House Speaker John A. Boehner (R-Ohio) on Friday evening delivered his strongest criticism yet of President Obama’s decision three months ago to intervene militarily in Libya, saying in a statement that the White House has not sufficiently answered lawmakers’ questions about the mission and that the House may take action as soon as next week aimed at halting the U.S. involvement.

“The American people and members on both sides of the aisle have concerns about the mission in Libya and questions that have gone unanswered by this White House,” Boehner said in a statement late Friday, two weeks after the House passed a resolution rebuking Obama and giving the president 14 days to respond to lawmakers’ questions. “While the President responded to some questions earlier this week, it is unfortunate that he specifically chose not to respond to an important question about whether the Office of Legal Counsel supports the White House’s extraordinary legal basis for ongoing military operations in Libya.”

“Despite the constitutional concerns anyone may have with the statute, the War Powers Resolution is the law of the land and cannot be simply ignored, Boehner added. “The White House’s suggestion that there are no ‘hostilities’ taking place in Libya defies rational thought. Now, its decision to conceal the opinion of the OLC raises even more concerns.”

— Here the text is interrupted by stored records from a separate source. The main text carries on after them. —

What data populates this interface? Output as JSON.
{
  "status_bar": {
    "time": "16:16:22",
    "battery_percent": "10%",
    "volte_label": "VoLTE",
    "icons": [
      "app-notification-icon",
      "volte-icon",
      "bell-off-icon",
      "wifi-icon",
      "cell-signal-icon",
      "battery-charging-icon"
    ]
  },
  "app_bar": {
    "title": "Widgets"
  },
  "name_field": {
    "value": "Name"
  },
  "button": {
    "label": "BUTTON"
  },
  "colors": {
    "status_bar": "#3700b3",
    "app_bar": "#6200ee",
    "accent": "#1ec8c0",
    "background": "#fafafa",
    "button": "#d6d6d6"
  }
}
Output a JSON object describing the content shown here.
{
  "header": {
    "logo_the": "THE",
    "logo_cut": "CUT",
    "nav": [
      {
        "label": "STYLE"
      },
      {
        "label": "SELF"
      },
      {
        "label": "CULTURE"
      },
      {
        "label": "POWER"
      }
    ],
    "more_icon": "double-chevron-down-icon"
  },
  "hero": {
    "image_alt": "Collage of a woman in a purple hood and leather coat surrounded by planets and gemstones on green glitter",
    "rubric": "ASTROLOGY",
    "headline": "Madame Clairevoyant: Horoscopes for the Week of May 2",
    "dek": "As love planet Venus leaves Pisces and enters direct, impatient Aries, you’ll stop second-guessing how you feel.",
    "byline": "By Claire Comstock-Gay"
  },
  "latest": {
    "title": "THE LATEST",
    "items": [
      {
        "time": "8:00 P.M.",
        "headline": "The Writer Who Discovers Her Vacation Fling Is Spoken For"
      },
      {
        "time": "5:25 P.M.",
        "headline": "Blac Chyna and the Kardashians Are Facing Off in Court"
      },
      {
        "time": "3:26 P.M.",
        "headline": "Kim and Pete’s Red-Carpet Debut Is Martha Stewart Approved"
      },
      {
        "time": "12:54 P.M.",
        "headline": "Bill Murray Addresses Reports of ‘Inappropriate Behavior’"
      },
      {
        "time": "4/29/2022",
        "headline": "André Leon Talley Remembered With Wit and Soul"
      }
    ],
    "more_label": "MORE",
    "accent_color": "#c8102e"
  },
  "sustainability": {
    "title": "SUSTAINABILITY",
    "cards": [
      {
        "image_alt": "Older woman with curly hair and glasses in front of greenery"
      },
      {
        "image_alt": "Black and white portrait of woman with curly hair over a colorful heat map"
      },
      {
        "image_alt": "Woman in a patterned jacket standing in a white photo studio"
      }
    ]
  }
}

Boehner earlier this week had sent Obama a letter requesting information on the OLC’s position on whether U.S. involvement in Libya is constitutional. The letter followed several weeks of escalation between some members of Congress who have questioned the constitutionality of Obama’s action on Libya and the White House, which has repeatedly defended its actions. Administration officials have argued that Obama sufficiently consulted with congressional leaders both before taking action and throughout the 90-day mission.

Boehner said Friday he was responding to a letter sent by Obama in response to the speaker’s concerns.

That letter, Boehner said, was insufficient -- and the House may respond by taking legislative action as soon as next week.

“The House of Representatives will not allow the White House to continue skirting its obligations to the American people, this Congress, and the laws of this nation,” Boehner said. “Over the coming week, our members will review all options available to hold the administration to account.”

Among the options available are a measure to defund the U.S. mission -- as Rep. Dennis Kucinich (D-Ohio) said he plans to do with an amendment introduced Friday to a defense appropriations bill. Boehner, too, has suggested that Congress’ leverage in the Libya debate rests in its control over the executive pursestrings.

Further action by the House will likely have to wait until Tuesday, when the lower chamber returns to Washington.